Posted by: admin February 25, 2020 Leave a comment

Questions:

If I have a class Foo which calls a method like someMethod in its constructor, and I want to override someMethod to make use of constructor arguments which I have newly-added in this subclass, how can I do this?

Let’s suppose that Foo has a noargs constructor which calls someMethod. What I wish I could do is something like:

public class Bar extends Foo {
    private String x;
    private String y;
    public Bar(String x, String y) {
        this.x = x;
        this.y = y;
        super();
    }
    @Override
    public void someMethod() {
        // do stuff with x and y
    }
}

Of course, I can’t do that because Java insists that the call to the superclass constructor is on the first line of the subclass constructor. If I moved it to the first line then it would be called before x and y were initialised and therefore someMethod would not use their values as passed into my constructor.
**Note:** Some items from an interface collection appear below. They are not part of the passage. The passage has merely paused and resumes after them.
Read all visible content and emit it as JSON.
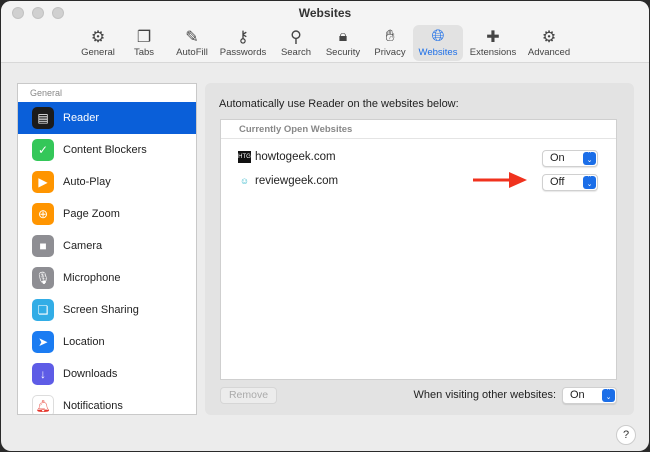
{
  "window": {
    "title": "Websites"
  },
  "toolbar": [
    {
      "label": "General",
      "icon": "gear-icon"
    },
    {
      "label": "Tabs",
      "icon": "tabs-icon"
    },
    {
      "label": "AutoFill",
      "icon": "autofill-icon"
    },
    {
      "label": "Passwords",
      "icon": "key-icon"
    },
    {
      "label": "Search",
      "icon": "search-icon"
    },
    {
      "label": "Security",
      "icon": "lock-icon"
    },
    {
      "label": "Privacy",
      "icon": "hand-icon"
    },
    {
      "label": "Websites",
      "icon": "globe-icon",
      "active": true
    },
    {
      "label": "Extensions",
      "icon": "puzzle-icon"
    },
    {
      "label": "Advanced",
      "icon": "gears-icon"
    }
  ],
  "sidebar": {
    "header": "General",
    "items": [
      {
        "label": "Reader",
        "color": "#1c1c1c",
        "selected": true
      },
      {
        "label": "Content Blockers",
        "color": "#34c759"
      },
      {
        "label": "Auto-Play",
        "color": "#ff9500"
      },
      {
        "label": "Page Zoom",
        "color": "#ff9500"
      },
      {
        "label": "Camera",
        "color": "#8e8e93"
      },
      {
        "label": "Microphone",
        "color": "#8e8e93"
      },
      {
        "label": "Screen Sharing",
        "color": "#32ade6"
      },
      {
        "label": "Location",
        "color": "#1b7cf2"
      },
      {
        "label": "Downloads",
        "color": "#5e5ce6"
      },
      {
        "label": "Notifications",
        "color": "#ffffff"
      }
    ]
  },
  "main": {
    "label": "Automatically use Reader on the websites below:",
    "table_header": "Currently Open Websites",
    "sites": [
      {
        "name": "howtogeek.com",
        "favicon": "HTG",
        "value": "On"
      },
      {
        "name": "reviewgeek.com",
        "favicon": "RG",
        "value": "Off"
      }
    ],
    "remove_label": "Remove",
    "other_label": "When visiting other websites:",
    "other_value": "On"
  },
  "help": "?"
}
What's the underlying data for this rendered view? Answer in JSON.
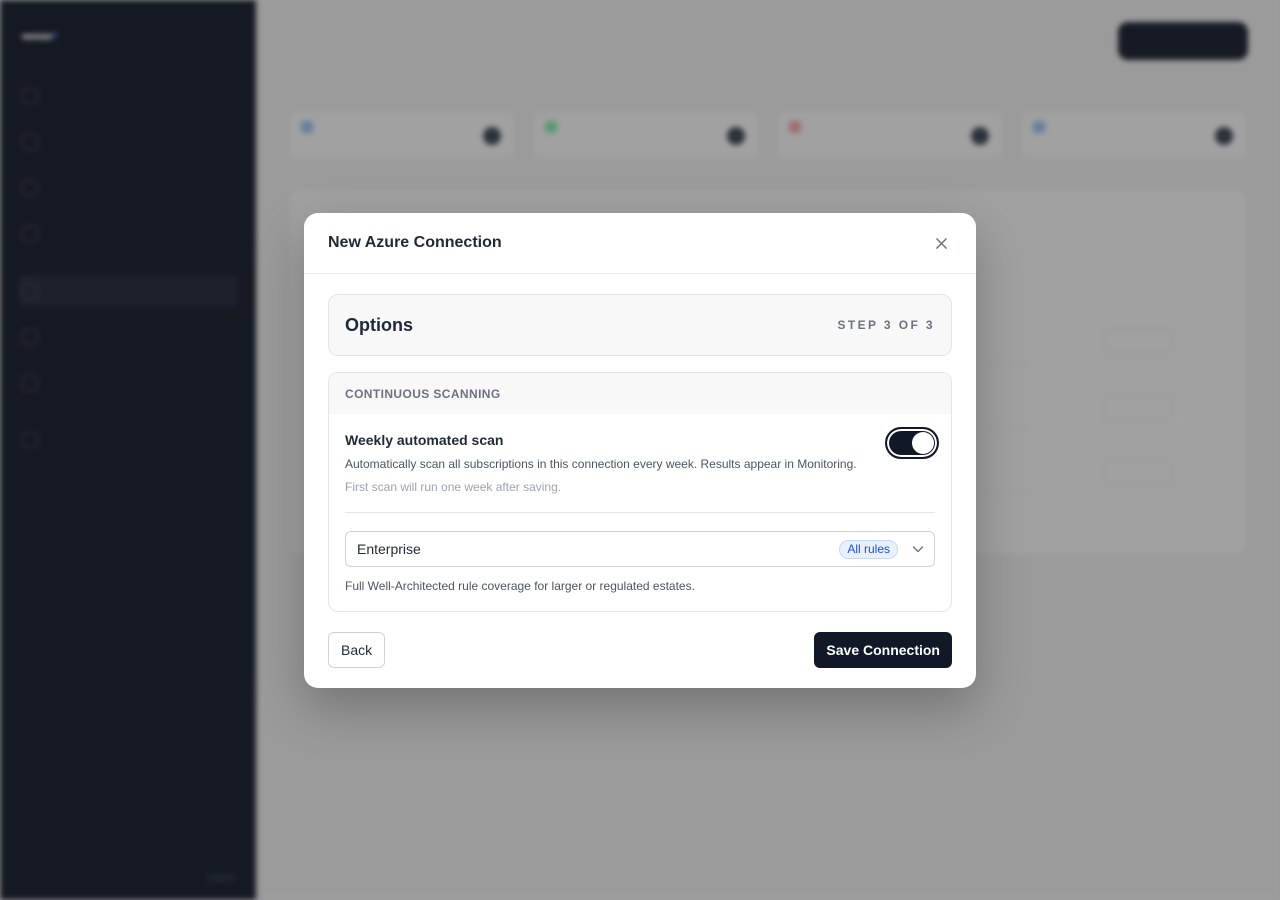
{
  "background": {
    "brand": "",
    "nav": [
      "",
      "",
      "",
      "",
      "",
      "",
      "",
      ""
    ],
    "page_title": "",
    "page_subtitle": "",
    "user": ""
  },
  "modal": {
    "title": "New Azure Connection",
    "step": {
      "title": "Options",
      "counter": "STEP 3 OF 3"
    },
    "section": {
      "heading": "CONTINUOUS SCANNING",
      "scan": {
        "title": "Weekly automated scan",
        "description": "Automatically scan all subscriptions in this connection every week. Results appear in Monitoring.",
        "note": "First scan will run one week after saving.",
        "enabled": true
      },
      "ruleset": {
        "value": "Enterprise",
        "badge": "All rules",
        "help": "Full Well-Architected rule coverage for larger or regulated estates."
      }
    },
    "buttons": {
      "back": "Back",
      "save": "Save Connection"
    }
  },
  "colors": {
    "primary": "#111827",
    "badge_bg": "#e8f0fe",
    "badge_text": "#1d4ed8",
    "sidebar_bg": "#0f1524"
  },
  "icons": {
    "close": "close-icon",
    "chevron": "chevron-down-icon"
  }
}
It seems I can get around this using inner classes, but it’s pretty horrible.

public class Bar extends Foo {
    private String x;
    private String y;
    private Foo baz;
    public class Foobar extends Foo {
        @Override
        public void someMethod {
            // do stuff with Foo.this.x and Foo.this.y
        }
    }
    public Bar(String x, String y) {
        this.x = x;
        this.y = y;
        baz = new Foobar();
    }
    // override ALL of the remaining methods, including someMethod, delegating them to baz
}

This is a horrible solution, is this an accepted pattern and is there any better way?

NOTE: To clarify in case it’s not obvious, the class Foo is not under the developer’s control (e.g. it’s part of a third-party library). The developer is trying to extend Foo and so any design decisions made by Foo (e.g. non-final method called from constructor) are not things the developer can influence.

EDIT: People are asking in the comments if someMethod is private. It is not private, if it was then I wouldn’t be able to override it. Here is an example of said class Foo to illustrate:

public class Foo {
    public Foo() {
        // some other stuff...
        someMethod();
    }
    public void someMethod() {
        // nothing of consequence
    }
    // some other methods, which aren't relevant to the question
}
How to&Answers: